What Kid's Growth Charts Don't Tell You?

What Kid's Growth Charts Don't Tell You?


Doctors and other health professionals in the United States began using growth charts in the late 1970s to track growth in infants and children. Over time, pediatricians began routinely sharing them with parents, a practice that probably grew from growing consumer activism, when many patients began insisting on getting more medical information and having a greater role in medical decision-making for themselves, and, in this case, their children.

There are issues that preoccupy parents, and one in particular includes asking the question, is my child growing normally? When the percentiles on the growth chart seem off, parents worry, but experts say there's rarely reason for concern. For starters, healthy kids come in a wide range of shapes and sizes, and they don't grow at a steady rate, either. Your child can look very different from your friends' kids, or from his own siblings at the same age, and still be completely normal. 

Your child's growth chart can give you a general picture of how they are developing physically. By comparing their measurements – weight, length, and head circumference to those of other children of the same age and sex, and to these same measurements from previous checkups, your child's doctor can determine whether they are growing in a healthy way.

What Growth Charts Do Tell Us:

The growth percentiles by themselves don't say much. What really matters is the rate of growth shown on the growth chart:

·       A normal rate of growth means the child's growth points closely follow a percentile line on the chart.

·       We usually don't worry about insufficient (or excessive) growth until a child's growth rate has crossed at least two percentile lines (e.g., from above the 90th percentile to below the 50th).

·       If a child's weight, height, or head size is below the 5th percentile, it's important to see if their growth points have always paralleled the 5th percentile line, which would mean their growth rate is normal, or if they are suddenly falling further behind, which may be more concerning.

To see if your child is too skinny or overweight, there is a “weight for height” chart or a “BMI” index. These new charts track body mass index, which helps pediatricians know when a child is at risk of obesity. These charts also can tell if your child's weight is close to what it should be, given her height.

What Growth Charts Do Not Tell Us:

Growth charts can say a lot about your child’s growth, but it is important to ask questions, especially if you do not see the statistics that you believe should be there.

At birth: A baby's size when they are born is based partly on genetics. Firstborns tend to be smaller than subsequent children because the uterus is smaller and tighter in first-time moms. Boys are larger than girls, and multiples, boys and girls, are smaller than average. Some environmental factors that can influence a newborn's size:

·       The mother's weight: very heavy women tend to have larger babies

·       Weight gain during pregnancy: a very low gain (under ten pounds) usually means a smaller baby

·       Whether or not the mother smokes or drinks a lot of caffeine, both of which can limit an unborn baby's growth

·       A mom's chronic illness: those with diabetes, for instance, often have very larger babies.
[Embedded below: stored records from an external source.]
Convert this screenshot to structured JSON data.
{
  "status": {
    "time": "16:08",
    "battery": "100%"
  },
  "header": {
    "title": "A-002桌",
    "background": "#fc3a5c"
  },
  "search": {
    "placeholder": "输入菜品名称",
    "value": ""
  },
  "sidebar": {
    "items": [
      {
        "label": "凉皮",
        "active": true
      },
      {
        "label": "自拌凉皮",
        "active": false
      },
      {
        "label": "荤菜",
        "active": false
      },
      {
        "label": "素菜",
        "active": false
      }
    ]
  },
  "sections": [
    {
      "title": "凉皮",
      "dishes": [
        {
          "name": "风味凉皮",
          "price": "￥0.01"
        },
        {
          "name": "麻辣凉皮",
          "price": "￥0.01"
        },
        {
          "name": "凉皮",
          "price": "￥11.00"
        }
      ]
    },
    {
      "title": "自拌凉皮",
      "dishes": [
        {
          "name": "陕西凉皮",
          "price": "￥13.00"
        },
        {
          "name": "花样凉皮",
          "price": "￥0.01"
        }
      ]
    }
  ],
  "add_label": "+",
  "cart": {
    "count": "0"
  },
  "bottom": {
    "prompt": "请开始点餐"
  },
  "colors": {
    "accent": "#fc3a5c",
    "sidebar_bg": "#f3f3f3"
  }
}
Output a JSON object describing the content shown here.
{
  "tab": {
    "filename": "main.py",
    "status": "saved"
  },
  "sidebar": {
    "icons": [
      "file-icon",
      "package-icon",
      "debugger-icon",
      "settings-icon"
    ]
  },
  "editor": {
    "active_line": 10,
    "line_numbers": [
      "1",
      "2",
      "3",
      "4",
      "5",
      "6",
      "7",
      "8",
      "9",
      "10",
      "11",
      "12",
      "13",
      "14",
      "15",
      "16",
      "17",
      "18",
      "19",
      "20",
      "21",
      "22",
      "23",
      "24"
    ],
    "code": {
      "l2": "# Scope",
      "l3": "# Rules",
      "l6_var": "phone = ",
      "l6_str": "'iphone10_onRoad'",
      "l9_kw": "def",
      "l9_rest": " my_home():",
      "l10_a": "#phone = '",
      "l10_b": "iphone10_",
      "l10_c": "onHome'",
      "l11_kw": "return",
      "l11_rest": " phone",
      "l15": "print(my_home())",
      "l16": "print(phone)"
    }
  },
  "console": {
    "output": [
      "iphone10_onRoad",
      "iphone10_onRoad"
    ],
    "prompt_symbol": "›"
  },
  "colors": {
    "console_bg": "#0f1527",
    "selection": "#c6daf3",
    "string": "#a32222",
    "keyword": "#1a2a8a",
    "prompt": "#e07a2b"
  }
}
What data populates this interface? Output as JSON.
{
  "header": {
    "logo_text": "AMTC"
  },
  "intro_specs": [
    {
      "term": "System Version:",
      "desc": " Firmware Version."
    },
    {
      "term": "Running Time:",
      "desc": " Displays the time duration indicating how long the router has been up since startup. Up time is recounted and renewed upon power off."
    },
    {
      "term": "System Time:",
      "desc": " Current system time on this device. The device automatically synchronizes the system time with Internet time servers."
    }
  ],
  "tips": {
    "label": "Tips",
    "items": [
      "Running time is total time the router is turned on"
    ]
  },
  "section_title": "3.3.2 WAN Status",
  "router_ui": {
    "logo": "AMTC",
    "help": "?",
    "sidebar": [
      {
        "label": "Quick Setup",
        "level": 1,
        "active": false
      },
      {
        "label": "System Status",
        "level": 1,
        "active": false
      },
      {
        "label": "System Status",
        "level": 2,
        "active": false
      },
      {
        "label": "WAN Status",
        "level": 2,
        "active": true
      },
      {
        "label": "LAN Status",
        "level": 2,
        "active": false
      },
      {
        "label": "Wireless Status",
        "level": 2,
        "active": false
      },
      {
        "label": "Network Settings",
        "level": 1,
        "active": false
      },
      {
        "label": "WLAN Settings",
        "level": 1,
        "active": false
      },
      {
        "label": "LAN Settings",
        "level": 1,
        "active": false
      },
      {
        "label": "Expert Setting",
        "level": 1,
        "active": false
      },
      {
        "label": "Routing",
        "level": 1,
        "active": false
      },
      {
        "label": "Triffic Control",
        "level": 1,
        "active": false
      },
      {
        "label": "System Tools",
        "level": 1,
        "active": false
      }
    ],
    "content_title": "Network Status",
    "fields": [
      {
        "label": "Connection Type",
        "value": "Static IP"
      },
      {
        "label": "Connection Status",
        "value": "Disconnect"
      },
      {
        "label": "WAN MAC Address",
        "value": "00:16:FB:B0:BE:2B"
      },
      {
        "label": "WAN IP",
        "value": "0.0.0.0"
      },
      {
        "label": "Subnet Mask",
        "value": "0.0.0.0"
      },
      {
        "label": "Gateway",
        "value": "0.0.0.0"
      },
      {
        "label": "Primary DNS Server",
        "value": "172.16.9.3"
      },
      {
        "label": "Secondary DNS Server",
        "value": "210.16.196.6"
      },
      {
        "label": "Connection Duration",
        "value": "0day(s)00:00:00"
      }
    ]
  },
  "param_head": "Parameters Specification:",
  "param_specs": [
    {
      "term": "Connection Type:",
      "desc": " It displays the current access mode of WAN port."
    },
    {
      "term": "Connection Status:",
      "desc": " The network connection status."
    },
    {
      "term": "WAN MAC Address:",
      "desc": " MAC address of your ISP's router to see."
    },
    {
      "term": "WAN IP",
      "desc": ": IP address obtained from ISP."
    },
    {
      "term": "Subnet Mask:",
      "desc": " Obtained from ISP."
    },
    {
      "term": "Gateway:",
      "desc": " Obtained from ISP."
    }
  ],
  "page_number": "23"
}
During the first two years: A baby's growth is based on a combination of their birth size and the size they are genetically programmed to be. A small newborn who's going to be a big child will grow faster in the first two years than a big baby who's going to be a small child.

During childhood: Both weight gain and increases in height come in short bursts of what can seem like rapid growth, which is why kids can sometimes look almost chubby one month but lean the next. The duration of a growth spurt, as well as how much a child grows during one, differs from child to child (and from spurt to spurt in the same child). However, it is not uncommon to see a visible difference in a very short time.

No one knows what causes a kid to have such a growth spurt one month and not in another, but there does seem to be a seasonal pattern. Although there is not really a good explanation for it, research has shown that children seem to grow fastest in the summer and slowest in the fall.

Doctors do know what triggers growth in the first place. It is called human growth hormone, a chemical produced in bursts throughout the day but released largely during sleep. That's why it's important for kids to get the sleep that they need throughout childhood and adolescence.

During puberty: After infancy, the tween and teen years are the period of most rapid change. For girls, the growth spurt begins between 10 and 11 and lasts until around age 15; for boys, it starts about two years later and lasts until age 17 or so. Girls typically stop growing about three years after they've had their first period, but boys continue to grow throughout their teens.

Don’t Focus Too Much on the Numbers:

Parents often say, “What percent is my child at?” Don't focus too much on the number. Have your pediatrician help you understand what the trends are for your child's growth.

If you have a challenge understanding how your child is growing or how the growth chart is presented, don’t be afraid to ask for clarification and explanation.

To find out more about growth charts and what they can tell you about your child’s growth, contact Dr. Jacalyn Bishop at Endocrine Kids by calling (248) 347-3344 or request an appointment online.